▶ The task
Each record below should be written out again exactly.

(Items from an interface collection)
┄┄┄┄┄┄┄┄┄┄
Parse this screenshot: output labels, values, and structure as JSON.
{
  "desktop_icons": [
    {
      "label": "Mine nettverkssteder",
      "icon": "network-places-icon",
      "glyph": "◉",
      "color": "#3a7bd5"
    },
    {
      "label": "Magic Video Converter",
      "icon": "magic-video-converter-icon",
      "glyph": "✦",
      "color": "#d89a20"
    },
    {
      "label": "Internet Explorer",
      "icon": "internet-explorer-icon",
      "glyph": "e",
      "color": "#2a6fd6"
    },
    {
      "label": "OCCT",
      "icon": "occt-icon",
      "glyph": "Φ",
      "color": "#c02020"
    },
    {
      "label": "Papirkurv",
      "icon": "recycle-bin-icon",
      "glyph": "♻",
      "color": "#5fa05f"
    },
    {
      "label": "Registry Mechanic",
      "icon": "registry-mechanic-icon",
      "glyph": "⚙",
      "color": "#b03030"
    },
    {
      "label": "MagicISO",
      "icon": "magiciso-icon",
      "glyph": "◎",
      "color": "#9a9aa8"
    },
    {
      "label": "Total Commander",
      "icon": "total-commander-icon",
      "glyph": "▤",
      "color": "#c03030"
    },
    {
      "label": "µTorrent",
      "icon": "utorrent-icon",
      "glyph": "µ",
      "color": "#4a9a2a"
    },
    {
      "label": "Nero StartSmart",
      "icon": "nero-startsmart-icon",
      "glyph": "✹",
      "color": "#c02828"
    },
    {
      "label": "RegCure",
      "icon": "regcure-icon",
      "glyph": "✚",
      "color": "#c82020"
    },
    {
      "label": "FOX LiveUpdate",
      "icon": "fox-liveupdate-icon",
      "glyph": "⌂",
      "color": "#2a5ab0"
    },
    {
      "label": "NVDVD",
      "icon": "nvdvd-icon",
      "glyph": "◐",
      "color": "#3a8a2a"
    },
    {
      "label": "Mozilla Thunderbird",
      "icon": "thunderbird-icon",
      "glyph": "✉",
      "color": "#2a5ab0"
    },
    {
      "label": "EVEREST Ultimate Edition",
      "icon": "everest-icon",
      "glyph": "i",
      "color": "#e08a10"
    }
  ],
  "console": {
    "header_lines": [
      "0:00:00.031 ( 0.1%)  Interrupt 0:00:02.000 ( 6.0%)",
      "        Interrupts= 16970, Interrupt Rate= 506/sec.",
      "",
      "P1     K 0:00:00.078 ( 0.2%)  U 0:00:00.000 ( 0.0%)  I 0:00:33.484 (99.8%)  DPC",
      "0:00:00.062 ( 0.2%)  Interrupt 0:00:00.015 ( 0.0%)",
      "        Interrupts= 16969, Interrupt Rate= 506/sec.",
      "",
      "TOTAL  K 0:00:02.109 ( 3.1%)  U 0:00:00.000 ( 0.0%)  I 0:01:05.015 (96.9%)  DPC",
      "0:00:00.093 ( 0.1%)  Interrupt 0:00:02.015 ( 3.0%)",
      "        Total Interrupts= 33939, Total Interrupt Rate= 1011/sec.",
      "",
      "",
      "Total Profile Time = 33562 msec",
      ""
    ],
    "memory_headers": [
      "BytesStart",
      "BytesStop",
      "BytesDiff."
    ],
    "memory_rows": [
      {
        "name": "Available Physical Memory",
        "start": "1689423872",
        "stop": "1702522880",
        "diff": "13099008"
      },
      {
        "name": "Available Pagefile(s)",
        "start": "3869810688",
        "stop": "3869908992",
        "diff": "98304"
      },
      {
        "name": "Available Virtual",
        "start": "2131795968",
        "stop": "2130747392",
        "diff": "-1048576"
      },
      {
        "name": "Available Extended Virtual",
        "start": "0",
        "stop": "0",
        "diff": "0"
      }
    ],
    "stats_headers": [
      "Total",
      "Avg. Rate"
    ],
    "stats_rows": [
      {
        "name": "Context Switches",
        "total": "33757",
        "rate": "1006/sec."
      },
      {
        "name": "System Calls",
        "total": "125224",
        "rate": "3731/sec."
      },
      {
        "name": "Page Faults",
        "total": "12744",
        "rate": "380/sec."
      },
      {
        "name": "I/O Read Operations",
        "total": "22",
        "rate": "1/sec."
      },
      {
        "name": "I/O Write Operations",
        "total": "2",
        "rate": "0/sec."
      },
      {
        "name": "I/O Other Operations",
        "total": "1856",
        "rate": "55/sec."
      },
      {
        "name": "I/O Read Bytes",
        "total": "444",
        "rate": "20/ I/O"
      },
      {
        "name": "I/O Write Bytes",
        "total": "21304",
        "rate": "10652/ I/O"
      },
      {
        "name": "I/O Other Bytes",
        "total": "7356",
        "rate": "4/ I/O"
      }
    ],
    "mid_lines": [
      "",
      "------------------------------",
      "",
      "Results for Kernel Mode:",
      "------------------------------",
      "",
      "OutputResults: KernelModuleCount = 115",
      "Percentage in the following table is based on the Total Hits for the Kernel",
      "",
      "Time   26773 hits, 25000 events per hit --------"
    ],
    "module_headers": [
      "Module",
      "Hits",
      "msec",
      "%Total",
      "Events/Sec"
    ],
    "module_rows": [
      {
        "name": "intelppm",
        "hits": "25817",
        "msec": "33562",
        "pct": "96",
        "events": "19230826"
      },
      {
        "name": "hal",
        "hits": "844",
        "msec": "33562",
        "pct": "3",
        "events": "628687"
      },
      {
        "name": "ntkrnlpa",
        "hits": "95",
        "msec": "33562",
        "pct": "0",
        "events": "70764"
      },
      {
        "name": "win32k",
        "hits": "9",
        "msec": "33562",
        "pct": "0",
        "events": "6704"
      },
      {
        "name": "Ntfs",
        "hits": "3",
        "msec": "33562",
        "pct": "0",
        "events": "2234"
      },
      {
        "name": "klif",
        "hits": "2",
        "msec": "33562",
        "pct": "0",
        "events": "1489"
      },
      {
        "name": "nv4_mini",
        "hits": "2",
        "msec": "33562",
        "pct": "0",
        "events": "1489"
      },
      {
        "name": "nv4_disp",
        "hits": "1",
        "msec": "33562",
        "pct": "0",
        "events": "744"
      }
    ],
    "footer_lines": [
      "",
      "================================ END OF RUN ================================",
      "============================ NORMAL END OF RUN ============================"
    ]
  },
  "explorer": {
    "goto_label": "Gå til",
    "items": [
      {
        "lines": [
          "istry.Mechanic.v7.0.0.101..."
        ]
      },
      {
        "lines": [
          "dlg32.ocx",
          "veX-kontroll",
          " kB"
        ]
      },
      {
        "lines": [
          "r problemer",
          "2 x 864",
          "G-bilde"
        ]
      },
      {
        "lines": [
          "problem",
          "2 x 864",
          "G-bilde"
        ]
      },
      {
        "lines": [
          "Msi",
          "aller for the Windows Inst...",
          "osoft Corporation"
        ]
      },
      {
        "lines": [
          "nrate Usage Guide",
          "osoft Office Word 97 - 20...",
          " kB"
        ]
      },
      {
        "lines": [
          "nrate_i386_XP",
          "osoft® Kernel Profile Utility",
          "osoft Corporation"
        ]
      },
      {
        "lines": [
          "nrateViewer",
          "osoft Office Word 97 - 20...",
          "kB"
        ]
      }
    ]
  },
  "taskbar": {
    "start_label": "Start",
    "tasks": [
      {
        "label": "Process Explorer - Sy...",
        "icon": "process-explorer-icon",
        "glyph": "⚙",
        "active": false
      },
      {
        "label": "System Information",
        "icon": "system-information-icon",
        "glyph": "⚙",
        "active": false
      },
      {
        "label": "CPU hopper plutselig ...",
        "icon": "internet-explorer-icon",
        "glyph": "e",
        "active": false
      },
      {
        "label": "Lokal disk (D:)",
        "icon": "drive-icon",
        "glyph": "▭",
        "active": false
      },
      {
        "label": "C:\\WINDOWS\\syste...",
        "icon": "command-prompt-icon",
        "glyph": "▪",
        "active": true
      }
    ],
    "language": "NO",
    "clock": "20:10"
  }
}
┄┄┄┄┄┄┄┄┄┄
▶ Solution to the problem
Parse this screenshot: output labels, values, and structure as JSON.
{
  "desktop_icons": [
    {
      "label": "Mine nettverkssteder",
      "icon": "network-places-icon",
      "glyph": "◉",
      "color": "#3a7bd5"
    },
    {
      "label": "Magic Video Converter",
      "icon": "magic-video-converter-icon",
      "glyph": "✦",
      "color": "#d89a20"
    },
    {
      "label": "Internet Explorer",
      "icon": "internet-explorer-icon",
      "glyph": "e",
      "color": "#2a6fd6"
    },
    {
      "label": "OCCT",
      "icon": "occt-icon",
      "glyph": "Φ",
      "color": "#c02020"
    },
    {
      "label": "Papirkurv",
      "icon": "recycle-bin-icon",
      "glyph": "♻",
      "color": "#5fa05f"
    },
    {
      "label": "Registry Mechanic",
      "icon": "registry-mechanic-icon",
      "glyph": "⚙",
      "color": "#b03030"
    },
    {
      "label": "MagicISO",
      "icon": "magiciso-icon",
      "glyph": "◎",
      "color": "#9a9aa8"
    },
    {
      "label": "Total Commander",
      "icon": "total-commander-icon",
      "glyph": "▤",
      "color": "#c03030"
    },
    {
      "label": "µTorrent",
      "icon": "utorrent-icon",
      "glyph": "µ",
      "color": "#4a9a2a"
    },
    {
      "label": "Nero StartSmart",
      "icon": "nero-startsmart-icon",
      "glyph": "✹",
      "color": "#c02828"
    },
    {
      "label": "RegCure",
      "icon": "regcure-icon",
      "glyph": "✚",
      "color": "#c82020"
    },
    {
      "label": "FOX LiveUpdate",
      "icon": "fox-liveupdate-icon",
      "glyph": "⌂",
      "color": "#2a5ab0"
    },
    {
      "label": "NVDVD",
      "icon": "nvdvd-icon",
      "glyph": "◐",
      "color": "#3a8a2a"
    },
    {
      "label": "Mozilla Thunderbird",
      "icon": "thunderbird-icon",
      "glyph": "✉",
      "color": "#2a5ab0"
    },
    {
      "label": "EVEREST Ultimate Edition",
      "icon": "everest-icon",
      "glyph": "i",
      "color": "#e08a10"
    }
  ],
  "console": {
    "header_lines": [
      "0:00:00.031 ( 0.1%)  Interrupt 0:00:02.000 ( 6.0%)",
      "        Interrupts= 16970, Interrupt Rate= 506/sec.",
      "",
      "P1     K 0:00:00.078 ( 0.2%)  U 0:00:00.000 ( 0.0%)  I 0:00:33.484 (99.8%)  DPC",
      "0:00:00.062 ( 0.2%)  Interrupt 0:00:00.015 ( 0.0%)",
      "        Interrupts= 16969, Interrupt Rate= 506/sec.",
      "",
      "TOTAL  K 0:00:02.109 ( 3.1%)  U 0:00:00.000 ( 0.0%)  I 0:01:05.015 (96.9%)  DPC",
      "0:00:00.093 ( 0.1%)  Interrupt 0:00:02.015 ( 3.0%)",
      "        Total Interrupts= 33939, Total Interrupt Rate= 1011/sec.",
      "",
      "",
      "Total Profile Time = 33562 msec",
      ""
    ],
    "memory_headers": [
      "BytesStart",
      "BytesStop",
      "BytesDiff."
    ],
    "memory_rows": [
      {
        "name": "Available Physical Memory",
        "start": "1689423872",
        "stop": "1702522880",
        "diff": "13099008"
      },
      {
        "name": "Available Pagefile(s)",
        "start": "3869810688",
        "stop": "3869908992",
        "diff": "98304"
      },
      {
        "name": "Available Virtual",
        "start": "2131795968",
        "stop": "2130747392",
        "diff": "-1048576"
      },
      {
        "name": "Available Extended Virtual",
        "start": "0",
        "stop": "0",
        "diff": "0"
      }
    ],
    "stats_headers": [
      "Total",
      "Avg. Rate"
    ],
    "stats_rows": [
      {
        "name": "Context Switches",
        "total": "33757",
        "rate": "1006/sec."
      },
      {
        "name": "System Calls",
        "total": "125224",
        "rate": "3731/sec."
      },
      {
        "name": "Page Faults",
        "total": "12744",
        "rate": "380/sec."
      },
      {
        "name": "I/O Read Operations",
        "total": "22",
        "rate": "1/sec."
      },
      {
        "name": "I/O Write Operations",
        "total": "2",
        "rate": "0/sec."
      },
      {
        "name": "I/O Other Operations",
        "total": "1856",
        "rate": "55/sec."
      },
      {
        "name": "I/O Read Bytes",
        "total": "444",
        "rate": "20/ I/O"
      },
      {
        "name": "I/O Write Bytes",
        "total": "21304",
        "rate": "10652/ I/O"
      },
      {
        "name": "I/O Other Bytes",
        "total": "7356",
        "rate": "4/ I/O"
      }
    ],
    "mid_lines": [
      "",
      "------------------------------",
      "",
      "Results for Kernel Mode:",
      "------------------------------",
      "",
      "OutputResults: KernelModuleCount = 115",
      "Percentage in the following table is based on the Total Hits for the Kernel",
      "",
      "Time   26773 hits, 25000 events per hit --------"
    ],
    "module_headers": [
      "Module",
      "Hits",
      "msec",
      "%Total",
      "Events/Sec"
    ],
    "module_rows": [
      {
        "name": "intelppm",
        "hits": "25817",
        "msec": "33562",
        "pct": "96",
        "events": "19230826"
      },
      {
        "name": "hal",
        "hits": "844",
        "msec": "33562",
        "pct": "3",
        "events": "628687"
      },
      {
        "name": "ntkrnlpa",
        "hits": "95",
        "msec": "33562",
        "pct": "0",
        "events": "70764"
      },
      {
        "name": "win32k",
        "hits": "9",
        "msec": "33562",
        "pct": "0",
        "events": "6704"
      },
      {
        "name": "Ntfs",
        "hits": "3",
        "msec": "33562",
        "pct": "0",
        "events": "2234"
      },
      {
        "name": "klif",
        "hits": "2",
        "msec": "33562",
        "pct": "0",
        "events": "1489"
      },
      {
        "name": "nv4_mini",
        "hits": "2",
        "msec": "33562",
        "pct": "0",
        "events": "1489"
      },
      {
        "name": "nv4_disp",
        "hits": "1",
        "msec": "33562",
        "pct": "0",
        "events": "744"
      }
    ],
    "footer_lines": [
      "",
      "================================ END OF RUN ================================",
      "============================ NORMAL END OF RUN ============================"
    ]
  },
  "explorer": {
    "goto_label": "Gå til",
    "items": [
      {
        "lines": [
          "istry.Mechanic.v7.0.0.101..."
        ]
      },
      {
        "lines": [
          "dlg32.ocx",
          "veX-kontroll",
          " kB"
        ]
      },
      {
        "lines": [
          "r problemer",
          "2 x 864",
          "G-bilde"
        ]
      },
      {
        "lines": [
          "problem",
          "2 x 864",
          "G-bilde"
        ]
      },
      {
        "lines": [
          "Msi",
          "aller for the Windows Inst...",
          "osoft Corporation"
        ]
      },
      {
        "lines": [
          "nrate Usage Guide",
          "osoft Office Word 97 - 20...",
          " kB"
        ]
      },
      {
        "lines": [
          "nrate_i386_XP",
          "osoft® Kernel Profile Utility",
          "osoft Corporation"
        ]
      },
      {
        "lines": [
          "nrateViewer",
          "osoft Office Word 97 - 20...",
          "kB"
        ]
      }
    ]
  },
  "taskbar": {
    "start_label": "Start",
    "tasks": [
      {
        "label": "Process Explorer - Sy...",
        "icon": "process-explorer-icon",
        "glyph": "⚙",
        "active": false
      },
      {
        "label": "System Information",
        "icon": "system-information-icon",
        "glyph": "⚙",
        "active": false
      },
      {
        "label": "CPU hopper plutselig ...",
        "icon": "internet-explorer-icon",
        "glyph": "e",
        "active": false
      },
      {
        "label": "Lokal disk (D:)",
        "icon": "drive-icon",
        "glyph": "▭",
        "active": false
      },
      {
        "label": "C:\\WINDOWS\\syste...",
        "icon": "command-prompt-icon",
        "glyph": "▪",
        "active": true
      }
    ],
    "language": "NO",
    "clock": "20:10"
  }
}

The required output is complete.